Ecology and conservation of prairie rattlesnakes (Crotalus viridis viridis) in relation to movement in a fragmented urban environment
University of Lethbridge. Faculty of Arts and Science
Lethbridge, Alta. : University of Lethbridge, Dept. of Biological, c2010

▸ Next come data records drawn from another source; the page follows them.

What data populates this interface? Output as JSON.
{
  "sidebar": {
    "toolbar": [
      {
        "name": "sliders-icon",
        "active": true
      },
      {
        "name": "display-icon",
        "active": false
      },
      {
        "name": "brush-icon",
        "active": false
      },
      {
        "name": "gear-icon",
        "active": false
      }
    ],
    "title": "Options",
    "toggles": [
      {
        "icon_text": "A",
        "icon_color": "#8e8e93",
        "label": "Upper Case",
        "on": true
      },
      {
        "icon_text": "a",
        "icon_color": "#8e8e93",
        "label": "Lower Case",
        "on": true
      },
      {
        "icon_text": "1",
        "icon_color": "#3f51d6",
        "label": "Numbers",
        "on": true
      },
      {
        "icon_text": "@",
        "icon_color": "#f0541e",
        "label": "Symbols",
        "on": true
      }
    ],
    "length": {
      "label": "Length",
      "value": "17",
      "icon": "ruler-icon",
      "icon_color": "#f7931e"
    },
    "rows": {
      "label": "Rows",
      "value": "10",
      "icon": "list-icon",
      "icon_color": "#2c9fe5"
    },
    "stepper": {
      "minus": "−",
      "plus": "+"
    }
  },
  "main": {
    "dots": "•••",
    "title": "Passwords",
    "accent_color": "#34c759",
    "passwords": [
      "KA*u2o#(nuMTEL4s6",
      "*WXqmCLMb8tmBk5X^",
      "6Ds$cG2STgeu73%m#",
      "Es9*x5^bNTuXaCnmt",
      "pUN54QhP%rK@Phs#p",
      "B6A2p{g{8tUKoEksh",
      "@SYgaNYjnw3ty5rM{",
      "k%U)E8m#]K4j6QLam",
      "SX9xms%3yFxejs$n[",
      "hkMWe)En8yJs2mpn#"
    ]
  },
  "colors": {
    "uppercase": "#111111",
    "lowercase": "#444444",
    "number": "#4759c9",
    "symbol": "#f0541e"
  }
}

Eighteen prairie rattlesnakes (Crotalus viridis viridis) were tracked using radio-telemetry and 82 snakes were PIT-tagged over a 2-year period in Lethbridge, AB to determine population size, movement patterns, and habitat utilization, and to predict fragmentation effects on the species within an urban locale. Population size was estimated using closed population models at 374 snakes (295 adults) and open population models at 204 snakes (161 adults), greater than an estimate of <50 adults in 2003 (Ernst, 2003) and 2006 (Ernst & Quinlan, 2006). Mean home range sizes, based on 95% minimum convex polygon analysis, differed significantly between years (31.51 ha in 2005, 3.72 ha in 2006). Calculated movement parameters, such as mean distance moved per day, total distance moved over the course of the active season, and frequency of movement varied between years and individuals. Greater-than-expected (under hypotheses of even habitat choice) utilization was observed in habitat types located within coulee and flood plain areas, with apparent preference towards unbroken parcels of grassland or cottonwoods, whereas less-than-predicted utilization of agricultural habitat type was observed. Fragmentation effects on prairie rattlesnake movement and occurrence were examined through modeling and were found to coincide with observed species’ locations, suggesting that prairie rattlesnakes are undergoing modification of movement patterns to avoid highly concentrated human density or use. Influence of weather on the use of vegetative ground cover was observed, as it was accessed more by prairie rattlesnakes at higher temperatures. Recommendations towards future management of the prairie rattlesnake population in Lethbridge are given, including protection of the Bridge View Drive site and inclusion of varied habitat types and terrain when planning habitat and wildlife corridors. Management decisions that ensure remaining habitat parcels and connective areas near rattlesnake foraging or movement corridors are also advocated. Identification of future research focuses include studies on juvenile survivorship, genetic structure, and vehicle-related mortality.
xii, 83 leaves : col. ill., col. maps ; 29 cm
Prairie rattlesnake -- Habitat -- Conservation -- Alberta -- Lethbridge , Prairie rattlesnake -- Home range -- Research -- Alberta -- Lethbridge , Prairie rattlesnake -- Radio tracking -- Alberta -- Lethbridge , Prairie rattlesnake -- Effect of habitat modification on -- Research -- Alberta -- Lethbridge , Prairie rattlesnake -- Research -- Alberta -- Lethbridge , Fragmented landscapes -- Research -- Alberta -- Lethbridge , Dissertations, Academic